Not much has been said about my father’s part in the gardens of my life. He was there but doing 'man' things! He would mow straight lines in the lawn with neat precision. He could turn the compost heap at the bottom of the garden with ease. He built straight paths and walls. He also grew roses. He was very fond of roses.
I helped him. When horses were common around the streets of London I would be sent out with a bucket to capture whatever horse manure I could find on the road, before any other gardener did. Extra pocket money was always welcome. That was the only help I gave him. No-one else was allowed to tend them.
He would keep an eye on new varieties, sending off for them after consulting catalogues. If he and Mum visited any garden show he always came back with one. Long after he had had to give up grass mowing and heavy work because of age and health he still tended his roses.
They were not my favourite flower, too many thorns. I could admire their beauty and breathe in their scent but handle them? perish the thought. He grew the roses after the custom of the day, in neat well weeded beds. Lots of bare earth between. I never understood that, still don’t, it is the flowers one needs to admire not those bare stems. Cover them up is my motto now, I mix my roses into the herbaceous plants, in amongst the raspberries and herbs, even in the hedges.

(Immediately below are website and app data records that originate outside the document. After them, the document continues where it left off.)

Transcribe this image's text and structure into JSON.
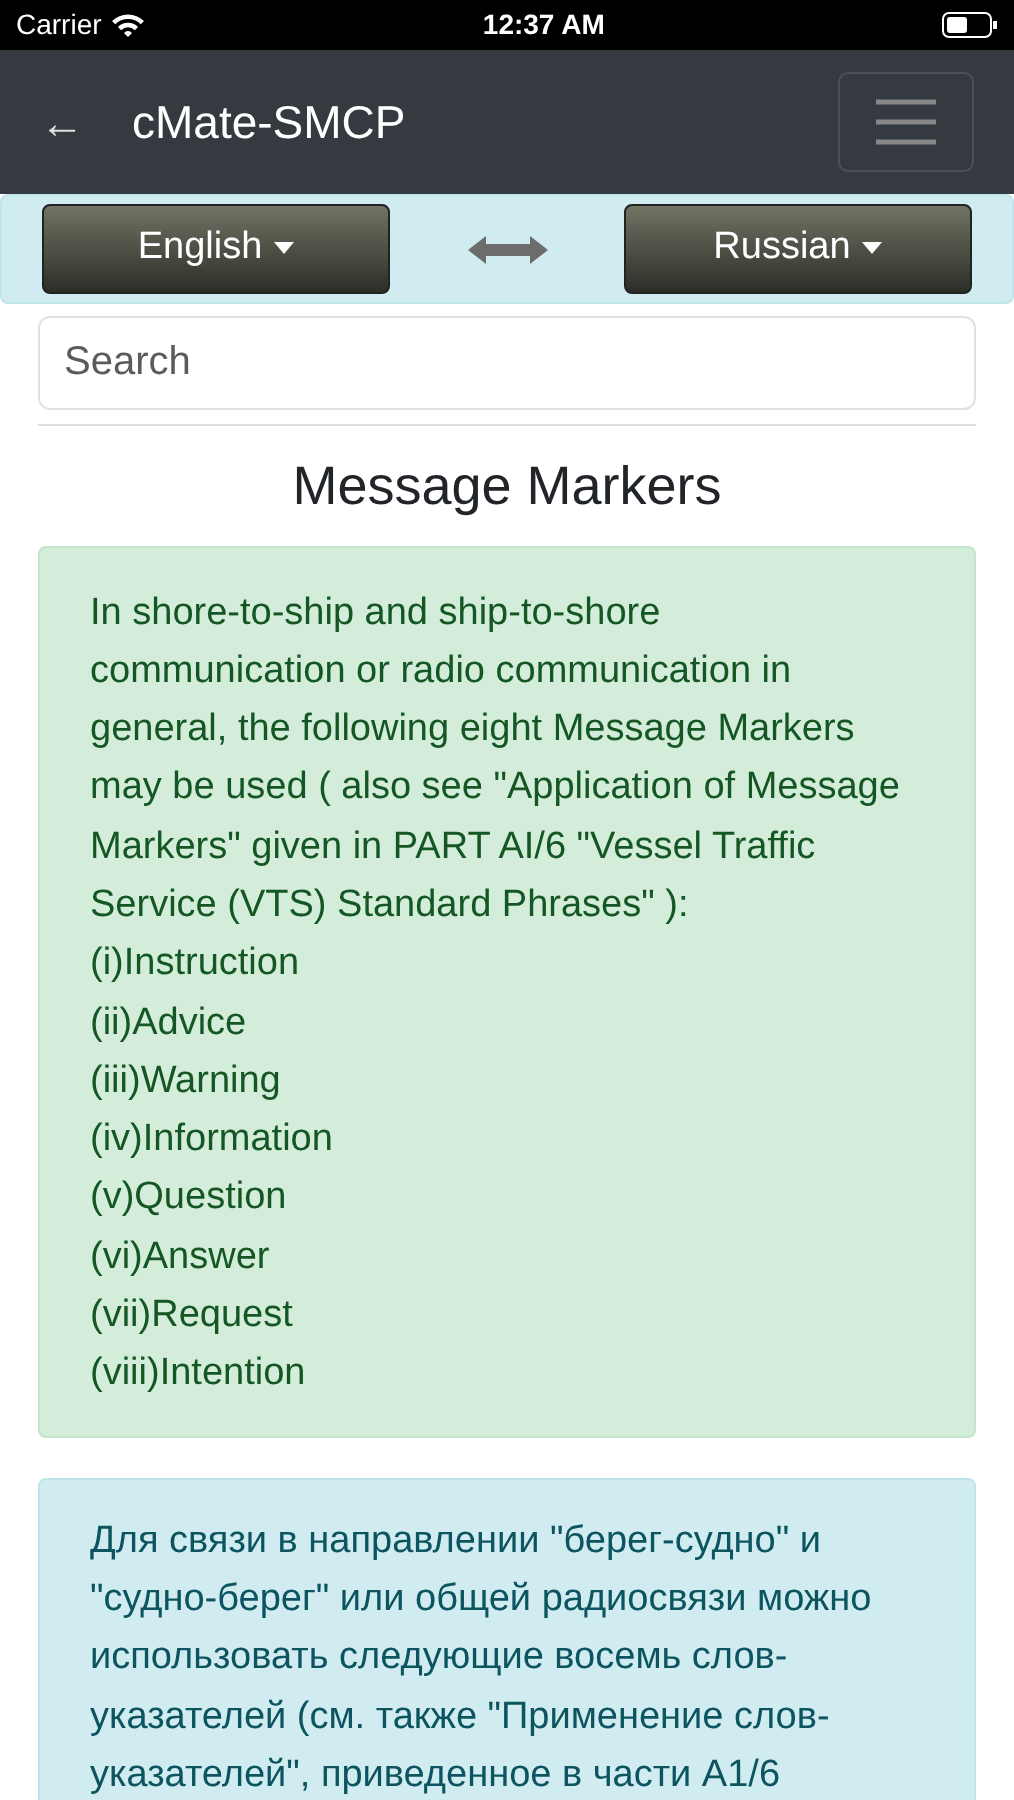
{
  "status_bar": {
    "carrier": "Carrier",
    "time": "12:37 AM"
  },
  "navbar": {
    "back": "←",
    "title": "cMate-SMCP"
  },
  "languages": {
    "source": "English",
    "target": "Russian"
  },
  "search": {
    "placeholder": "Search"
  },
  "heading": "Message Markers",
  "english_card": {
    "intro": "In shore-to-ship and ship-to-shore communication or radio communication in general, the following eight Message Markers may be used ( also see \"Application of Message Markers\" given in PART AI/6 \"Vessel Traffic Service (VTS) Standard Phrases\" ):",
    "items": [
      "(i)Instruction",
      "(ii)Advice",
      "(iii)Warning",
      "(iv)Information",
      "(v)Question",
      "(vi)Answer",
      "(vii)Request",
      "(viii)Intention"
    ]
  },
  "russian_card": {
    "intro": "Для связи в направлении \"берег-судно\" и \"судно-берег\" или общей радиосвязи можно использовать следующие восемь слов-указателей (см. также \"Применение слов-указателей\", приведенное в части А1/6"
  }
}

I have to have roses somewhere in my scheme, they have always been in my gardens. I still have one that he tended, carried through three gardens. Dad may not approve of where I grow them but he would approve of the fact that I spurn the highly bred scentless varieties and only have those with scents that a person can drown in.
He had other favourites among the flowers, one of which would drive my garden proud aunt mad with frustration. He liked dandelions. Would let them flower (in flowerbeds not his lawns) she would lecture him yearly when she came to visit, on this folly. ‘They will seed everywhere’ she would moan.
Dad liked them, and I aided and abetted him:) I still let them grow in the garden, if I need the space I pull one up and put something in its place; if Dad liked them that was always going to be good enough for me:)
He also grew tobacco. Encouraged by the government of the time. In a bid to reduce imported tobacco during and just after the war. These plants were amazing to a small child. The leaves were enormous, almost as big as me in the photos we have. They grew swiftly and the fun would begin as I helped him harvest and carry them into whatever shed he was drying them in. There I would help hang them up to dry, then watch as they became crinkly, I helped to tie the leaves into neat bundles and put into a press. The next bit we didn’t do, the pressed leaves were sent away and came back already to be put into his pipes. That was an operation I could watch for ages. There is something very relaxing about a man loading his pipe up. The whole ritual soothes:)
Dad was also the chopper and saw-er of firewood, I would watch him as he placed the wood on his ‘horse’, goggles over his eyes and saw away, producing, in magic time, logs to warm us in the winter. Sometimes he would split them, that fascinated even more, and I thought he must be one of the strongest fathers going, he wasn’t of course, he was a pen pusher:)
When he came into the house for lunch he would smell of fresh sweat, the Guinness he was drinking and pipe smoke. When I was small enough I would sit on his knee and breathe him in, thinking his combination of aromas even better than the roses.